A CSI culture reaches all areas of the organization, but it begins with physician accountability and executive support. With a strong foundation of engagement and alignment, the other functional attributes of CSI will thrive.
Clinical-supply integration is an ongoing, interdisciplinary strategy encompassing four performance domains — engagement, insights, process and knowledge — to inform decision making about products and services in order to eliminate harm, improve outcomes and lower costs. Read about the domains in the related articles below or learn more about clinical-supply integration.
About the authors. As senior consulting director, Kate Lizzi brings almost 20 years’ experience in healthcare delivery and health insurance. LIzzi has spent the past seven years creating and implementing physician engagement strategies and cost reduction strategies, exceling in physician integration and culture change as well as strategy and implementation.

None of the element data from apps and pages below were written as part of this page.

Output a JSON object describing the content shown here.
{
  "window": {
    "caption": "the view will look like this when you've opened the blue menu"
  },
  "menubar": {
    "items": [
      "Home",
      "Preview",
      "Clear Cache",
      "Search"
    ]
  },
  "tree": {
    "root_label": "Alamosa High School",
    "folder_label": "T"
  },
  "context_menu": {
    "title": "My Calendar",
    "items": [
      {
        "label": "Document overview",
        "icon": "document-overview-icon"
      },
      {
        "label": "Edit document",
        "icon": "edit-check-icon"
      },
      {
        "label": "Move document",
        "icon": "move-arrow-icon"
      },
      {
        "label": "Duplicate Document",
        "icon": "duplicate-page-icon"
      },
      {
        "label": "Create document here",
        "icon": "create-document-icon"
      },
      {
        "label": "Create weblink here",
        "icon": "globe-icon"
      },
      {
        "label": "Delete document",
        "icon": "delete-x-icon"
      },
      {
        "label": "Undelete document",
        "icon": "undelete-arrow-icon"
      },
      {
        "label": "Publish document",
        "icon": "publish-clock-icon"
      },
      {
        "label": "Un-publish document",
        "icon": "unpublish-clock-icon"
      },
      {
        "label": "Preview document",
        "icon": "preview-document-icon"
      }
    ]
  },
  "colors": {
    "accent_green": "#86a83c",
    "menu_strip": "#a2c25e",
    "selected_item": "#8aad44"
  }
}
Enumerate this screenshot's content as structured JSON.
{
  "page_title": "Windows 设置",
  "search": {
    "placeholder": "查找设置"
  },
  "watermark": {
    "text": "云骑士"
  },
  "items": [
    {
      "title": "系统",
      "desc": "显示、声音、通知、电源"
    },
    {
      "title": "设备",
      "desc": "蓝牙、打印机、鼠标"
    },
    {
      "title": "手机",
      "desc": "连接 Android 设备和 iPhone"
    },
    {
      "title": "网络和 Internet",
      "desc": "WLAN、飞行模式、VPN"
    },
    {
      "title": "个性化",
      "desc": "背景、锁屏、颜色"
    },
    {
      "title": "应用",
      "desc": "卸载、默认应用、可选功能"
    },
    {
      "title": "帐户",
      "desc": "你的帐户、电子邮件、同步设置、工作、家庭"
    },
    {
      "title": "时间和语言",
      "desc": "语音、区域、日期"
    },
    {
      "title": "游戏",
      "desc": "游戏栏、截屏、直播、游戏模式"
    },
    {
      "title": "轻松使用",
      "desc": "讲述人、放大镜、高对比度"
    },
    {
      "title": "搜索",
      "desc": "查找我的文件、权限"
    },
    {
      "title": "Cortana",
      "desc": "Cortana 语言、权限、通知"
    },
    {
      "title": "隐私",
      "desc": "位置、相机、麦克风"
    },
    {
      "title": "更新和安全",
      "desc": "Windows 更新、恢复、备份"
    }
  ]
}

Consulting director Susan Hogan brings over 40 years of experience in the health care industry, including 31 years in various clinical and leadership roles beginning as an operating room nurse. Susan’s professional skills include OR business management, project management and value analysis program development; aligning the value analysis decision-making process normally led by supply chain with a system-wide clinical appropriateness focus to improve cost, quality and outcomes.